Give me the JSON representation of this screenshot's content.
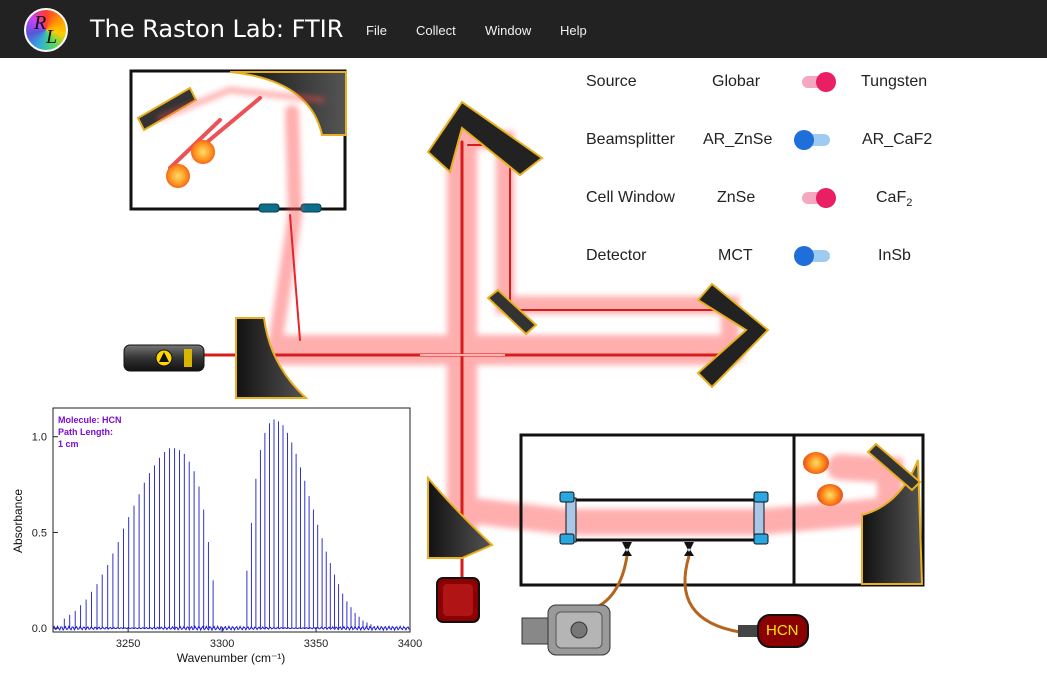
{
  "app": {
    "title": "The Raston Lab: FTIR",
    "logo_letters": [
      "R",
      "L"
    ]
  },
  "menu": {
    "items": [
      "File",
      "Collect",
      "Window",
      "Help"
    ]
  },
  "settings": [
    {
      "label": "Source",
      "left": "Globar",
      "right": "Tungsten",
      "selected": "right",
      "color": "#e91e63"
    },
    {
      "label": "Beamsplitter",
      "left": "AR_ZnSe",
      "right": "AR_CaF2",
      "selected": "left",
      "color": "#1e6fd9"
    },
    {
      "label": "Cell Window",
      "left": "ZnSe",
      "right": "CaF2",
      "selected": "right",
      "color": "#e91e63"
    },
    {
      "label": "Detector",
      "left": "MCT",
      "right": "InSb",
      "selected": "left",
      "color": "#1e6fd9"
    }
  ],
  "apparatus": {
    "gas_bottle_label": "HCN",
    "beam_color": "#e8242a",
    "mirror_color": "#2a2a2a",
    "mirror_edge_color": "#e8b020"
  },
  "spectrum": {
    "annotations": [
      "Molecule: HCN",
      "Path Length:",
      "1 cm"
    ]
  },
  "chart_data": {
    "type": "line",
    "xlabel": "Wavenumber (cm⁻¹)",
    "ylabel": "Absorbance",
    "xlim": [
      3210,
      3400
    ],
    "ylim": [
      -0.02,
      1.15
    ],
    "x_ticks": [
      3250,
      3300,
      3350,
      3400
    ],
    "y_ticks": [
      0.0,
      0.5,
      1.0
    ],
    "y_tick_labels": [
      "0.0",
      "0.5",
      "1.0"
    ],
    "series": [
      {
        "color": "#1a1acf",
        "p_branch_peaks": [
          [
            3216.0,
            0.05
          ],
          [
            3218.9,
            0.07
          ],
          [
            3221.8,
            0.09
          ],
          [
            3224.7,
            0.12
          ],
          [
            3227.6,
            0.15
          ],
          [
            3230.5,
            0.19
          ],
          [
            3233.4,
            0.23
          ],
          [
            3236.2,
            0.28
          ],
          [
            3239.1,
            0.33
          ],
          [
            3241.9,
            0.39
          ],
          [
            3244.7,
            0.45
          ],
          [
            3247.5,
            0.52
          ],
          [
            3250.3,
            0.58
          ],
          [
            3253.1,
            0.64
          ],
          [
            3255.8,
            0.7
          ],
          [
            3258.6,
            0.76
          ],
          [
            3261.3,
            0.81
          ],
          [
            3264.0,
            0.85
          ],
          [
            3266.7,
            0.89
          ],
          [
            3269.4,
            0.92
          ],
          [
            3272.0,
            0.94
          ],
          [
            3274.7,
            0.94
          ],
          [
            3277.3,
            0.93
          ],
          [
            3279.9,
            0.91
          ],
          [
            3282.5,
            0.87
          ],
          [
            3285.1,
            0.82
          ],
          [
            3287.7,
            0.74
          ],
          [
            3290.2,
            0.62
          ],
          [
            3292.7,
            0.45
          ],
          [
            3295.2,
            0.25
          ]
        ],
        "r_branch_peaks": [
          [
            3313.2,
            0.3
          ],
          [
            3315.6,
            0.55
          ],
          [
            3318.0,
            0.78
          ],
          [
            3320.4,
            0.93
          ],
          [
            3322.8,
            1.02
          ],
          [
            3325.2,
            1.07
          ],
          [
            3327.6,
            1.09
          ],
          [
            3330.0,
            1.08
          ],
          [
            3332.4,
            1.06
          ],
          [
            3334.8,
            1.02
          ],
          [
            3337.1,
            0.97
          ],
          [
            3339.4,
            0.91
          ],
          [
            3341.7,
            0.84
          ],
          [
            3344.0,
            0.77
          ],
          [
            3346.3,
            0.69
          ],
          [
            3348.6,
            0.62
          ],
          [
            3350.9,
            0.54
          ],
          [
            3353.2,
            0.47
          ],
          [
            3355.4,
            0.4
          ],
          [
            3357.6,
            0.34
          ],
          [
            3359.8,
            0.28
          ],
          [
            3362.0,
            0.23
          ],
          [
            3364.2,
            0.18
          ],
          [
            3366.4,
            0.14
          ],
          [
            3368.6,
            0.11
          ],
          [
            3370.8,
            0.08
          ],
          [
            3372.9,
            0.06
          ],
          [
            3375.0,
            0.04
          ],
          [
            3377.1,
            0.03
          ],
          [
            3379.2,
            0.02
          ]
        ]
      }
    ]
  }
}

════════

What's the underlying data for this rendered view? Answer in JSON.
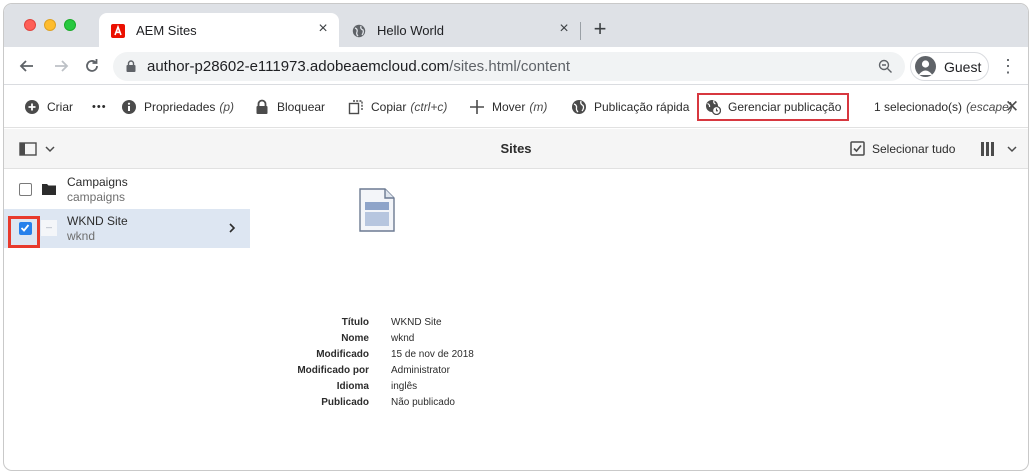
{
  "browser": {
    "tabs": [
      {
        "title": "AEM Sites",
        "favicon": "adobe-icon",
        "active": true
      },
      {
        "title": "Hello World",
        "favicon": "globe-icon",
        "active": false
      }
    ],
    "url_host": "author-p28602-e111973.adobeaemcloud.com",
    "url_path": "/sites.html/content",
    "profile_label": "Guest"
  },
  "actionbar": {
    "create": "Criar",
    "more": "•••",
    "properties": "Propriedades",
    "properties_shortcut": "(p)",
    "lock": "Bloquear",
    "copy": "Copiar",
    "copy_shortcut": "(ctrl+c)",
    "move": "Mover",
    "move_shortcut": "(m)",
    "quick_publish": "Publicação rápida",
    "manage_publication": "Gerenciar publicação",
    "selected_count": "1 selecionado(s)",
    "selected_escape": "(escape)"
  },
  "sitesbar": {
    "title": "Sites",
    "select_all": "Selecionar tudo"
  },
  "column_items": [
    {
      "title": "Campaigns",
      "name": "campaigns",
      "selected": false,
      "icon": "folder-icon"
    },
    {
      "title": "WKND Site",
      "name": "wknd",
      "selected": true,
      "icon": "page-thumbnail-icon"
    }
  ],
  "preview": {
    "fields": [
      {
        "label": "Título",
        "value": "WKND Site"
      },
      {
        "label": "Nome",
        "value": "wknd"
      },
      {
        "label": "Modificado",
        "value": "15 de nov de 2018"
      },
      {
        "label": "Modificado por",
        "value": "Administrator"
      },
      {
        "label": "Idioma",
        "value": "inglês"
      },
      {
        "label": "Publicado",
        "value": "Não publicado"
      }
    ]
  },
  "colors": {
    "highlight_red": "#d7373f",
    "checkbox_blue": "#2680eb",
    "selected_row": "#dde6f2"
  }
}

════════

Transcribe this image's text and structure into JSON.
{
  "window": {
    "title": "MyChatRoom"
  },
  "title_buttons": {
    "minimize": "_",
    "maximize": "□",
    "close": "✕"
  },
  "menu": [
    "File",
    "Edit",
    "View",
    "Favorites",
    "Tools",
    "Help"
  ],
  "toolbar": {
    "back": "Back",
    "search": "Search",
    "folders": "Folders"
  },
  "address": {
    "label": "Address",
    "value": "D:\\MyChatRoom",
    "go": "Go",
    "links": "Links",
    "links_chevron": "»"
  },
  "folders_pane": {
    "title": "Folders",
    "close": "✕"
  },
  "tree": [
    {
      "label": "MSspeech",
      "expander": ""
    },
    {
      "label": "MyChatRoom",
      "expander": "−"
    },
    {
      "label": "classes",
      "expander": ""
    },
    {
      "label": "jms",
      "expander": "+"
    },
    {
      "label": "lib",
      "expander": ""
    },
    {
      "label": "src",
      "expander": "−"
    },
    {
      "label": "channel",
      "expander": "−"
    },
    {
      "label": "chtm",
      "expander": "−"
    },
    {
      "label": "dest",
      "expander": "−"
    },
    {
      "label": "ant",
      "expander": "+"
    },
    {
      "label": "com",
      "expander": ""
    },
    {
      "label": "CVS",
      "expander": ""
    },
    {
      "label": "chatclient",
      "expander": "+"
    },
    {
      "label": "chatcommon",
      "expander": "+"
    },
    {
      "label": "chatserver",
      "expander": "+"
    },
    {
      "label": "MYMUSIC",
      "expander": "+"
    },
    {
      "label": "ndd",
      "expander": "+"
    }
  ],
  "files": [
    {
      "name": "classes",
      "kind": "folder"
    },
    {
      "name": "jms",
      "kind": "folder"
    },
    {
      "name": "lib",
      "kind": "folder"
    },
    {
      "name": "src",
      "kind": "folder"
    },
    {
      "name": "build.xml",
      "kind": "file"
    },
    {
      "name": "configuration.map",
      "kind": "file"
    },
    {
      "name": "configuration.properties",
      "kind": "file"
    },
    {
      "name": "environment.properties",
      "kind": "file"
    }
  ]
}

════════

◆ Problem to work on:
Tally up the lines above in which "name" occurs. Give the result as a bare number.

◆ Result for this task:
10